British fashion giant sees share value surge as unknown investor accumulates stake, as business counts cost of Chinese economic slowdown
British fashion company Burberry is preparing to defend itself against a potential takeover bid as an anonymous investor builds up a 5% stake. Burberry has been unable to discover who has bought the shares, and the stake has been maintained at slightly below the level required for disclosure of the buyer’s identity.
While the finger has been pointed at rival luxury goods chain LVMH (Louis Vuitton SE Moët Hennessy), based in France, private equity investors could also be interested in a company with a market capitalisation of £6billion. This morning shares in Burberry have risen by more than 6% on the news.
Burberry is seen as ripe for potential takeover due to three main factors. Firstly it has suffered a loss in market share due to the slowdown in China, its biggest market where it makes a quarter of its sales. This led to a drop in its share price from above 1,900 pence last February to a low of 1,095 this January. Today it is up to around 1,450. Sales rose slightly in the latter end of 2015, however, and the company claimed to be pleased with its results, even as it implemented a £20million efficiency drive. Among its successful new products was an £895, military-style rucksack that was selling well in China.
Secondly, Burberry is known for its effective online offering and IT knowhow, which could be replicated by a takeover company. The third attractive factor for a likely investor is Burberry’s lack of the protection afforded by a close family involvement, unlike many other high-end brands.
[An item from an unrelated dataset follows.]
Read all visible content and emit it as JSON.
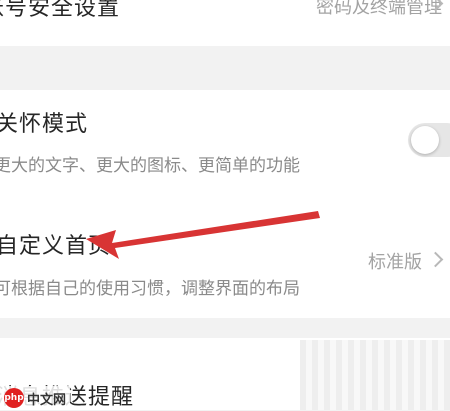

With more than 500 shops and concessions around the world, including 65 stores in mainland China, Burberry is a major export success for the UK. Burberry’s financial report for 2014/15 showed that it made 38% of its sales (£938m) in Asia-Pacific, 35% (£869m) in Europe, Middle East, India and Africa and 27% (£648m) in the Americas.
Since that report, currency fluctuations, especially in the CNY-GBP exchange rate, has dented profits. The fall in the value of the yuan (CNY) over the past 18 months made exports to China more expensive. The rise in the value of the US dollar (USD) against the pound (USD-GBP) should help exports to the US, however, offering better potential for sales in an economy rising in confidence.
Alex Bennett, fashion business expert at Smart Currency Business said: “Burberry is a big beast, a huge luxury goods exporter for Britain. Although weakened over the past year by the slowdown in the Chinese market and currency exchange fluctuations, it represents a tantalising prospect for takeover. Exporters do better when sterling is weak, which is indeed the case in the GBP-USD exchange rate and whoever has been buying the stake in Burberry may be hoping to make up those lost Chinese sales in the USA. Any company, large or small, will find planning their export strategy easier if they use currency exchange strategies such as a forward contract.”
Written by Rachael Kinsella | 08/03/2016